- September 3rd 2012
Happy Labor Day! As you enjoy the last day of the long weekend, here are some fun facts about the occasion we are celebrating.
- The first observance of Labor Day in the US is believed to have been on September 5, 1882.
- According to some, it was organized by Carpenters and Joiners Union secretary Peter J. McGuire.
- Some believe that Matthew Maguire actually suggested the observance.
- Labor Day was designated a federal holiday in 1894, by which time more than 50% of the states were already marking the occasion.
- There are more than 155 million people over 16 in the nation’s workforce.
- More than 3 million people spent more than an hour and a half commuting to work in 2010 (and let’s not forget they had to go back, too!)
- The average commute is more reasonable: 25.3 minutes.
- 2010 median earnings for full time workers: $36,931 for women and $47,715 for men.
- Labor Day is celebrated on the same day in Canada.
- Canadian Labor Day started in 1872 as a demonstration for workers’ rights in Toronto.
- In Canada, Labor Day became a legal holiday (the first Monday in September) in 1874.
- In America in the 1800s, many workers used to work 12 hours a day, 7 days a week.
- The Adamson Act of 1916 set up the 8 hour workday.
- Many countries around the world celebrate workers on May Day or International Workers Day on May 1.
- The now traditional Labor Day parade was suggested in the original proposal of the holiday.

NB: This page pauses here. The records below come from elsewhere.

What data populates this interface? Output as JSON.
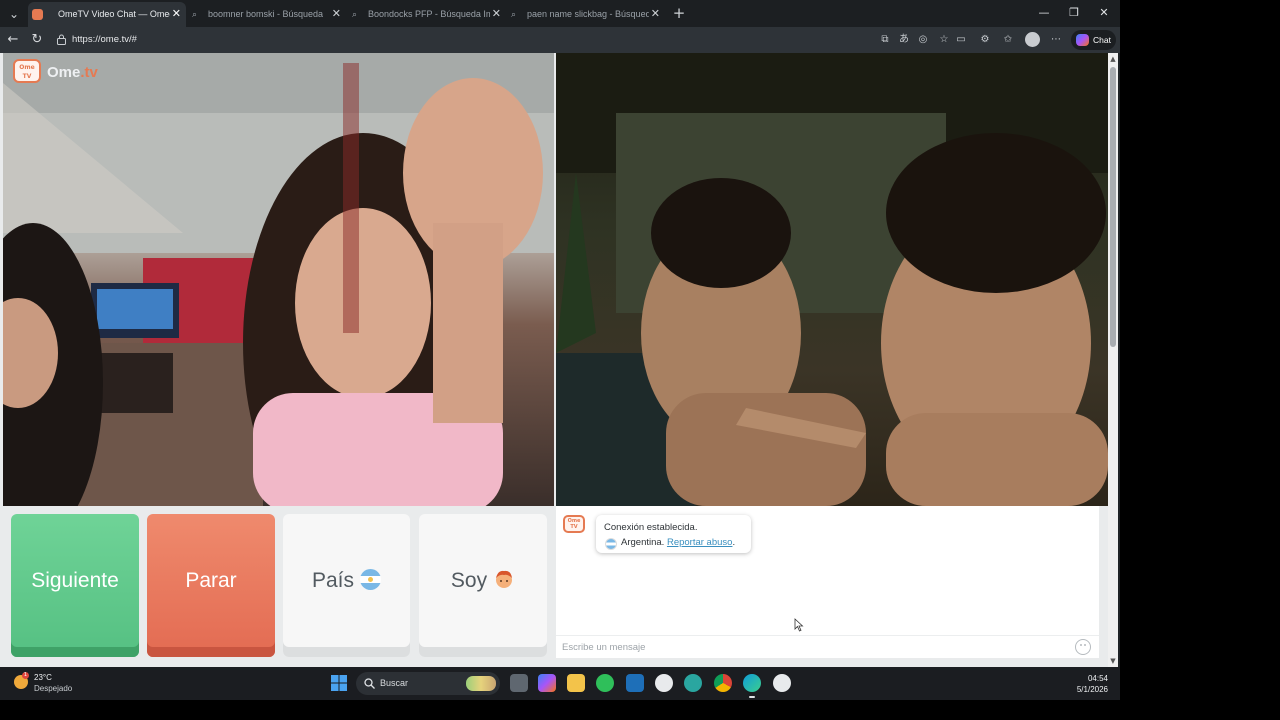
{
  "browser": {
    "tabs": [
      {
        "title": "OmeTV Video Chat — Omegl",
        "active": true
      },
      {
        "title": "boomner bomski - Búsqueda",
        "active": false
      },
      {
        "title": "Boondocks PFP - Búsqueda Imáge",
        "active": false
      },
      {
        "title": "paen name slickbag - Búsqueda I",
        "active": false
      }
    ],
    "url": "https://ome.tv/#",
    "chat_button": "Chat"
  },
  "site": {
    "logo_text": "Ome",
    "logo_suffix": ".tv",
    "logo_badge": "Ome TV"
  },
  "controls": {
    "next": "Siguiente",
    "stop": "Parar",
    "country": "País",
    "gender": "Soy"
  },
  "chat": {
    "status": "Conexión establecida.",
    "country": "Argentina.",
    "report": "Reportar abuso",
    "report_suffix": ".",
    "placeholder": "Escribe un mensaje"
  },
  "taskbar": {
    "temperature": "23°C",
    "condition": "Despejado",
    "weather_badge": "1",
    "search_label": "Buscar",
    "time": "04:54",
    "date": "5/1/2026"
  },
  "colors": {
    "brand": "#e57a52",
    "next_green": "#55c082",
    "stop_red": "#e36b52",
    "link": "#3a8fbf"
  }
}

- Labor Day also marks the unofficial end of summer, the start of school and the beginning of the football season in the US.